  3. The human story – people in business make decisions on human factors. Therefore our cultural offer is important, as is the choice of housing and the quality of our schools. The fact that more thirtysomething Londoners are choosing to move here than anywhere else in the country should give us huge optimism in this area. As should Moseley being rated as the best place to live in the Britain by the Sunday Times.

These three things are the things that unite cities of the world – from Boston to Berlin to Barcelona. We are showing that we can match these global cities.

So my message is one of potential and one of ambition. It is not, however, one of complacency.

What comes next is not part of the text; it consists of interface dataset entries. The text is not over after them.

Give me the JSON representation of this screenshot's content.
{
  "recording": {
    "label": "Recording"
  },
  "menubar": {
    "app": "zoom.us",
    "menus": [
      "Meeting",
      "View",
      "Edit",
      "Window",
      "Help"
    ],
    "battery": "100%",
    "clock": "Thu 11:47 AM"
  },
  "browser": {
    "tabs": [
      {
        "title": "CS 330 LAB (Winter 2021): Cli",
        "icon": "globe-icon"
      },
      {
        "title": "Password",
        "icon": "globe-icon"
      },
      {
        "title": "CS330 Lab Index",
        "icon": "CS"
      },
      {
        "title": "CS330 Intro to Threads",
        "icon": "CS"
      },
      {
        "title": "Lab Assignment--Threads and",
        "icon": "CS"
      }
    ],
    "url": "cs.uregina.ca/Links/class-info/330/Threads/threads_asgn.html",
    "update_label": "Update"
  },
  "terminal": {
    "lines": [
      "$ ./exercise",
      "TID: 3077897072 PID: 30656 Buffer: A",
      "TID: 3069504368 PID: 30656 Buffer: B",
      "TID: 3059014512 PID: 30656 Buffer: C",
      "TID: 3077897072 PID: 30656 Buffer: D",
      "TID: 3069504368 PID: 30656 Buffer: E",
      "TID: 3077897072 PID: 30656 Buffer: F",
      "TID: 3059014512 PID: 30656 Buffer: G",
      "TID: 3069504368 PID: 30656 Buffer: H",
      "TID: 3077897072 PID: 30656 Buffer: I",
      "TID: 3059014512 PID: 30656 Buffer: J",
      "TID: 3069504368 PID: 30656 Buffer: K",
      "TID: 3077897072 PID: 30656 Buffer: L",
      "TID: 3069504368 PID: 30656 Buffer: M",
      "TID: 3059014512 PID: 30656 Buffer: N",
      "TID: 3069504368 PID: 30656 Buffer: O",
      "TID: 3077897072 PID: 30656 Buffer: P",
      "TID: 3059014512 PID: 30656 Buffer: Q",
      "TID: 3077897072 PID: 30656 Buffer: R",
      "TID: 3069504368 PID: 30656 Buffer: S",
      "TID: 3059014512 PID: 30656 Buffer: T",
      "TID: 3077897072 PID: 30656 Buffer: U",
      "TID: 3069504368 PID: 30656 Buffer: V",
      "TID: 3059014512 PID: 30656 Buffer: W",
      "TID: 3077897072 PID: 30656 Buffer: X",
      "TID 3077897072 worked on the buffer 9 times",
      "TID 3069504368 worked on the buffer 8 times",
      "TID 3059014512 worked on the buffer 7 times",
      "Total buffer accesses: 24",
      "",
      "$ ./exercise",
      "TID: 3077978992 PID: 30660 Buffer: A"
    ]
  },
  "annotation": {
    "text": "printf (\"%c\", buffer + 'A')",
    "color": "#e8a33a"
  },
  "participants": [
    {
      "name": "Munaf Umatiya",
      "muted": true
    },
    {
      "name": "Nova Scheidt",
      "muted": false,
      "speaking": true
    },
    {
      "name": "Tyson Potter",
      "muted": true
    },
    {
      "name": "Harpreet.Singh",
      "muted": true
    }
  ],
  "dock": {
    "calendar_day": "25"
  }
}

We need to look honestly at what we are not yet good enough at and address the following three issues:

  1. Talent and skills – while we have some good educational attainment results, some brilliant Further Education colleges and a burgeoning knowledge economy, the number of people with low or no skills is shamefully high. Our levels of productivity are also still hugely challenging which is a further reflection of our skills levels. There are 30,000 people claiming unemployment benefit in Birmingham and Solihull, but at the same time there are 60,000 job vacancies – that’s two for every one of them. Something is not right. This is why today I am launching an initiative between the GBSLEP and the Department for Work and Pensions (DWP) to help support local people into local jobs. In his speech outlining the Long Term Economic Strategy for the Midlands, the Chancellor announced funding for 100 new work coaches for Birmingham and Solihull – that’s a £5m investment to help unemployed people find work. To maximise this opportunity we need your help. We need businesses to give advance notice of their vacancies to DWP so that they can get people ready for the recruitment process. We also need you to offer work experience opportunities which will help give people the confidence they need to be successful at interview.

I am pleased to announce the Hammersons are supporting our endeavour by providing accommodation for some of these work coaches.

  1. Devolution – this is our time. Whatever the outcome of the election, we need to seize the moment. Business welcomes the commitment by local authorities to form a Combined Authority. We want it to reflect the full, natural economic geography of the area. Business also needs to play its part in its development if we are to achieve the best outcome.
  2. Role of the private sector – Greater Birmingham benefits from great public sector leadership as demonstrated by Sir Albert Bore’s and Bob Sleigh’s decision to pool resources from Birmingham and Solihull councils to form a Joint Economic Unit. Some private sector companies have also stepped forward, including those of the LEP Board Directors, but we still need to work through how the wider private sector can contribute, as currently the offer is fragmented.

For all of the above reasons, this is a great time to open a little shop in Birmingham. Our city region has fought back from the recession faster than anywhere else in the country and, importantly, is insulating itself for the future.

We are on the cusp of something very exciting. We have every reason to be ambitious and confident. We must not allow others to seize the headlines.

If we can answer our triple challenges of skills, devolution and the role of the private sector not only will we lead the region, but we will be the region leading Britain and leading internationally.



For press enquiries, please contact Sarah Burton or Nikki Gooch at NC Creative Group – 0121 711 6510 or email sarah@nccreativegroup.com, nikki@nccreativegroup.com

For further information regarding GBSLEP, please contact Katie Trout at GBSLEP – 0121 303 9867 or email katie.trout@birmingham.gov.uk